The minister explained that representation was made to him by the private sector that the “VAT was killing the industry.” The Minister expressed the view however, that he did not believe that the industry was being killed. “If it was killed, it was a long time ago, when we allowed pine and sheet rock to come in at undervalued price and we allowed it to knock out our own fledging industry, but they have said that this VAT is killing them, so I said bring the evidence and if it is, not only will we remove the VAT, but we will give further incentives so that the lumber industry can grow and be competitive in Guyana,” the minister said.
He explained that government will give further incentives to the industry because unlike the previous administration, “we want significant resources in the building of houses to emanate from Guyana.”
“We do have those resources, and we showed it in the 70s and 80s when houses were being built in Guyana, and most of the materials came from Guyana unlike what happened up to May 2015 when almost all of the resources were being imported,” the minister said.
Since the addition of the tax, the Forest Products Association (FPA), among other private sector advocacy bodies whose members include some of the country’s biggest loggers, have expressed alarm over what they describe as an imposition of the VAT on local products.
The loggers have since appealed to the government to retract the VAT on the grounds that it will have a number of crippling and negative impacts, including making the products uncompetitive and leading to a virtual shutdown of the sector, mass unemployment, in particular Amerindian communities and of other persons living in the interior.
They had also claimed that the VAT introduction will see a reduction in production and export earnings leading to a foreign currency shortfall.
Recently Prime Minister Moses Nagamootoo had explained that following the public outcry that the government will be reviewing a number of the taxation measures implemented this year, towards reaching solutions that would benefit both the people and the administration. The Prime Minister however, had advised that a decision on these would not be forthcoming this year.
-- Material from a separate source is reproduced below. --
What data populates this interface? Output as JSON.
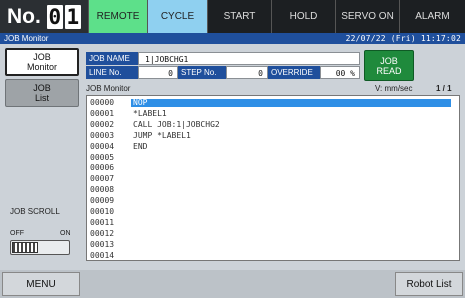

Forest products that have since February 1, 2017 begun attracting VAT include, logs, shingles, staves, lumber (rough and dressed), piles, poles, posts, spars, veneer, plywood, charcoal, firewood, wattles and manicole palm.
By: Macalia Santos